Chateau Haut Brion   Le Clarence de Haut Brion

2010 Le Clarence de Haut Brion

By Chateau Haut Brion

2010 Le Clarence de Haut Brion from Chateau Haut Brion, Pessac-Leognan, Bordeaux

The revered 2010 vintage stands as a luminary moment for Bordeaux enthusiasts, encapsulating a season that offered near-idyllic conditions, translating to a portfolio of wines possessing impressive depth and longevity. In this constellation of extraordinary creations, the 2010 Le Clarence de Haut Brion from Chateau Haut Brion presents itself with a dignity that aligns seamlessly with the estate's storied reputation.


An Embodiment of Elegance and Poise

The 2010 vintage in Pessac-Leognan is marked by its consistent balance of opulent fruit and poised acidity, elements that are harmoniously intertwined in Le Clarence de Haut Brion. The meticulous selection of grapes, hailing from the very parcels that compose the haloed grand vin, imparts this vintage with an aristocratic finesse.

Belying its status as the second wine of Chateau Haut Brion, the 2010 release captivates with a profound bouquet laden with notes of ripe berries and an earthy undertone that speaks of its noble terroir. This is augmented by a savoury complexity that unveils subtle hints of truffle and cigar box, testifying to a meticulous élevage.


Investment Potential: A Wine with Prominence

A discerning addition to any investment portfolio, the 2010 Le Clarence de Haut Brion reflects its exceptional vintage through a formidable structure that promises graceful maturation. The tannins are silky yet assertive, foretelling of a wine that has begun to unfurl its layers but will continue to evolve, rewarding patience admirably.

For investors seeking wines with both critical acclaim and promising appreciation potential, the finesse and pedigree of the 2010 Le Clarence de Haut Brion from Chateau Haut Brion make for an astute acquisition, epitomising the virtues of one of Bordeaux's most venerated estates.


Concluding Notes

In summary, the 2010 Le Clarence de Haut Brion inhabits a special place within the annals of fine Bordeaux vintages. With each glass poured promising a journey through refined elegance and sumptuous complexity, it is indeed an enlightened choice for connoisseurs and investors alike. This is a wine that echoes the whispers of an outstanding vintage, setting it apart as one of enduring distinction amongst its peers.

Current market price



Highest score


POP score


Scores and tasting notes


Quite jammy on the nose with lots of fruit. Plums, berries and jam. Full body, with a fluid center palate and chewy tannins. Round and rich. Seems more upfront and friendly than the second wine of La Mission. 52% Merlot, 36% Cabernet Sauvignon, 10% Cabernet Franc, and 2% Petit Verdot. Better in 2018.
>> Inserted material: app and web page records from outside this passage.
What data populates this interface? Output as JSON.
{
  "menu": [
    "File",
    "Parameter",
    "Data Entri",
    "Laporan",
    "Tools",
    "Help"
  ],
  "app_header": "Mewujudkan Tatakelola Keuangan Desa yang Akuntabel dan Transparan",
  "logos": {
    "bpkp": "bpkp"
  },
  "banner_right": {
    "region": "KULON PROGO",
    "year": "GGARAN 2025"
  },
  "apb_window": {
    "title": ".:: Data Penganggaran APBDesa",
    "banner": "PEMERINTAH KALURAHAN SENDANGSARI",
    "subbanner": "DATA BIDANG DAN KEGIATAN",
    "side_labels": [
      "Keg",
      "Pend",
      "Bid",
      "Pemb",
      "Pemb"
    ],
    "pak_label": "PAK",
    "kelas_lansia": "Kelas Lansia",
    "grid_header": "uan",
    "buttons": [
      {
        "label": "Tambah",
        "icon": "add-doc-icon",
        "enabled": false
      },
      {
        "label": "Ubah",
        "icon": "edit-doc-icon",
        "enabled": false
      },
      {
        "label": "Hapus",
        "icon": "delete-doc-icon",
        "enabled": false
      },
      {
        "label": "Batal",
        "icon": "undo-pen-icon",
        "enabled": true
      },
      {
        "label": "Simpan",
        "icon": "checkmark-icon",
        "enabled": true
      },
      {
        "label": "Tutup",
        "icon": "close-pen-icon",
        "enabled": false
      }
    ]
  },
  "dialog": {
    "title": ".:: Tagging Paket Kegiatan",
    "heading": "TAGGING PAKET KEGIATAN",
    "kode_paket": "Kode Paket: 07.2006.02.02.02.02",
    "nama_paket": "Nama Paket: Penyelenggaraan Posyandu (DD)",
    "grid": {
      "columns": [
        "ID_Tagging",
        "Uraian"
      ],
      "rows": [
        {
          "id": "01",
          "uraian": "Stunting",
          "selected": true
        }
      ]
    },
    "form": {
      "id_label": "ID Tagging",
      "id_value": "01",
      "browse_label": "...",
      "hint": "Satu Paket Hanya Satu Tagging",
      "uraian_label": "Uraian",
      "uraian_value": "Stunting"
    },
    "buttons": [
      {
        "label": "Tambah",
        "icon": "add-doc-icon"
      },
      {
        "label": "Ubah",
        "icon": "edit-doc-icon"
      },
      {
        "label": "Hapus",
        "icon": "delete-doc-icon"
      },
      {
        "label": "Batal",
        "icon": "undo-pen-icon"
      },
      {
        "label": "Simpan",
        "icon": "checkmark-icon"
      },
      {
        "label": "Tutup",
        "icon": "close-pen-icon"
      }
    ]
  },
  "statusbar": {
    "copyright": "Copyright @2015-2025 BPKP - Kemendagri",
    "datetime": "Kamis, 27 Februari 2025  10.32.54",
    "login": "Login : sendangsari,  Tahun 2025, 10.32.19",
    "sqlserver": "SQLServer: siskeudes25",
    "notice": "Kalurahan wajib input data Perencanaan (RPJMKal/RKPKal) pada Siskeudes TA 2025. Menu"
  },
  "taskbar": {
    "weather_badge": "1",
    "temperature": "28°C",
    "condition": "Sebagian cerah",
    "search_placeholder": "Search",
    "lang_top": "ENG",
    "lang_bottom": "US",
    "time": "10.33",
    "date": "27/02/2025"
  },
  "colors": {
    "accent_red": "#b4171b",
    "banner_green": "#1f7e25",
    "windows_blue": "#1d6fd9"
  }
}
James Suckling -, February 18th 2013


The second wine of Haut-Brion is now called Le Clarence de Haut-Brion, and the 2010 is among the finest I have tasted there. It is a broad, powerful and more muscular wine than its cross-street rival, La Chapelle de la Mission, but all the same, it is wonderfully fresh and precise, with notes of blueberry and boysenberry as well as hints of smoke and wet stones. Endowed with gorgeous fruit, texture, purity and elegance, this relatively dense second wine demonstrates how draconian the selection process has become for the top estates in Bordeaux in recent years. The blend of this wine is 52% Merlot, 36% Cabernet Sauvignon and the rest mostly Cabernet Franc with just a touch of Petit Verdot. I would expect it to last at least 20 years, which is remarkable. Kudos to the team at Haut-Brion and to the proprietors, the Dillon family, who are now represented admirably and meticulously by Prince Robert of Luxembourg. He has made some changes, and all of them seem to have resulted in dramatic improvements to what was already an astonishing group of wines.

Robert Parker Jr - The Wine Advocate, 27 February 2013


Tasted at Chateau Haut-Brion. I must say that comparing this against the La Chapelle, I find the latter more expressive at the moment, the Le Clarence perhaps riper and a tad more generous, yet without quite the same degree of clarity. The palate is medium-bodied with a ripe, cedar and tobacco infused entry. There is more weight and fruit intensity than the La Chapelle and builds nicely towards an iodine, dark plum and slightly saline finish. I was perhaps expecting a little more after its showing in barrel. Tasted November 2012.

Neal Martin - Wine Journal Mar 2013

Vintage performance